To really have a population-level impact on the mental health of the country, we must meet people right where they arewhere they live, work and commune. Rural and other underserved, difficult to access communities pose a unique problem then. How exactly do we get to them? And how do we get them to the resources they need?
In one survey of more than a thousand rural communities of 2,500 to 20,000 people, 75% lacked a psychiatrist, and 95% lacked a child psychologist. To reach these people living in underserved areas, and to deliver the mental health care they need, we have to find new ways to design our systems of care around the patient. A new, and exciting tool in patient-centric care is Telepsychiatry.
The growing field of Telehealth is finding new ways to bridge physical distance in order to provide care through the use of new communication technologies, often via live, interactive video conferencing. Imagine, in a remote part of the country, where once a trip to the nearest psychiatrist may have meant a three-hour drive, and an entire day out from work, a telepsychiatrist could instead reach his or her patient, right in their moment of need, right in their community, through a monitor, from many miles away.

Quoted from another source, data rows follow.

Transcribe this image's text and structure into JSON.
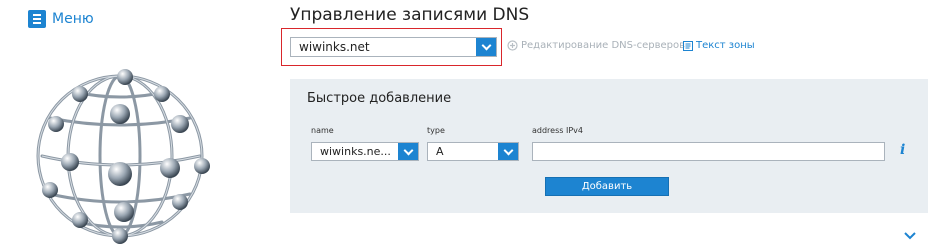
{
  "menu": {
    "label": "Меню",
    "icon": "hamburger-icon"
  },
  "page_title": "Управление записями DNS",
  "domain_select": {
    "value": "wiwinks.net"
  },
  "links": {
    "dns_edit": "Редактирование DNS-серверов",
    "zone_text": "Текст зоны"
  },
  "quick_add": {
    "title": "Быстрое добавление",
    "name_label": "name",
    "name_value": "wiwinks.ne...",
    "type_label": "type",
    "type_value": "A",
    "ipv4_label": "address IPv4",
    "ipv4_value": "",
    "add_button": "Добавить"
  },
  "colors": {
    "accent": "#1d84d1",
    "highlight_border": "#d9262b",
    "panel_bg": "#e9eef2",
    "disabled_link": "#a9b1b8"
  }
}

Well Being Trusts own Chief Medical Officer, Dr. Arpan Waghray, MD, is also the Systems Medical Director in Telepsychiatry Behavioral Health at Providence St. Joseph Health, Washington. Hes helping lead the way forward in Telemental Health, to bring care to the 15 some million people living in rural communities who struggle with substance dependence, mental illness, and medical-psychiatric co-occurring conditions, who dont know where to turn for the help they need.
Watch the video below to hear from Dr. Waghray as he discusses five real patients, and how telehealth could make all the difference in their stories.